Increasing world population and diet changes to include more meat-based protein is projected to have a significant negative impact on the environment due in large part to land use and land use change.  From an extensive literature survey, Javourez et al. identify existing and emerging waste-to-nutritious biomass conversion pathways, including the possibilities for transforming residues into food-quality ingredients as well as identifying the key parameters inherent in the process pathways. This work is part of a larger study assessing use of residual biomass for producing ingredients for the food and feed markets. Several parameters were considered, including but not limited to edibility, digestibility and bioconversion using living organisms. The authors stress the need for synergetic implementation of waste-to-nutrition strategies within broader conversion platforms, for example biorefineries, able to valorize all by-products.

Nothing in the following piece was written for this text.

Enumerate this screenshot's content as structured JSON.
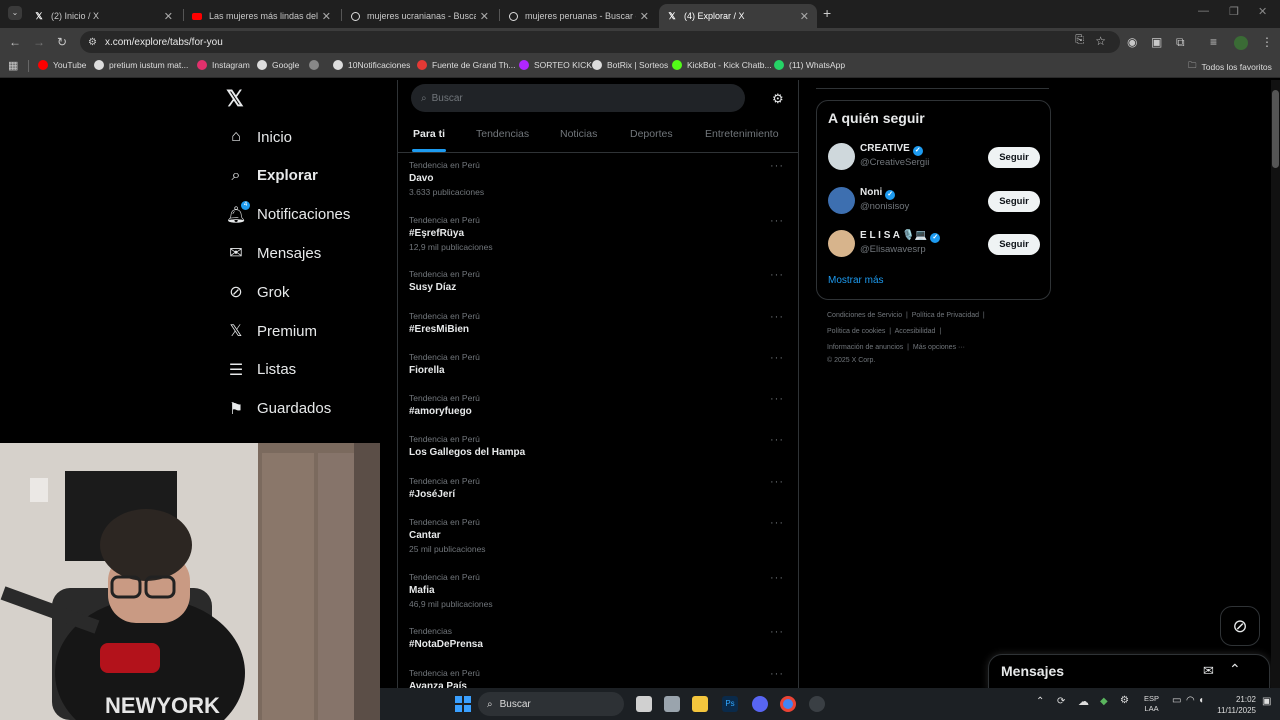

Any move away from fossil fuels inevitably means an increase in biomass use alongside all other renewables and carbon storage. Increased use of biomass resources has many possible impacts, not least environmental sustainability. Thornley et al. introduce the UK’s Supergen Bioenergy Hub (SBH) sustainability indicator model to assess environmental, economic and social performances of bioenergy and thereby enable comparison of sustainability performances of bioenergy systems, feedstocks, conversion technologies and biomass supply chains.

The authors explain how some of the complexities of biomass conversion pathways can be handled in the model, and they explain how the extensive sustainability issues, that need to be balanced against each, other determine the trade-offs and the overall sustainability of a given bioenergy scheme. The presentation will introduce the SBH indicator model and provide sustainability assessment results for a number of well-established case studies.

Marginal land is often considered for non-food crops and can be a valuable source of biomass for bioenergy and bio-based products. Rettenmaier et al. report on the EU MAGIC project which aims at promoting the sustainable development of resource efficient and economically viable industrial crops grown on marginal lands. The environmental impacts for nine value chains were assessed by means of life cycle assessment (LCA). The authors will report results that indicate the calculated differences between bioenergy and bio-based products from standard agricultural land and from marginal land, in particular the wide scatter of results that is often found for marginal land cultivation. Also included in the assessments are the associated environmental impacts on biodiversity, water and phosphate, all of which are key parameters when considering marginal land.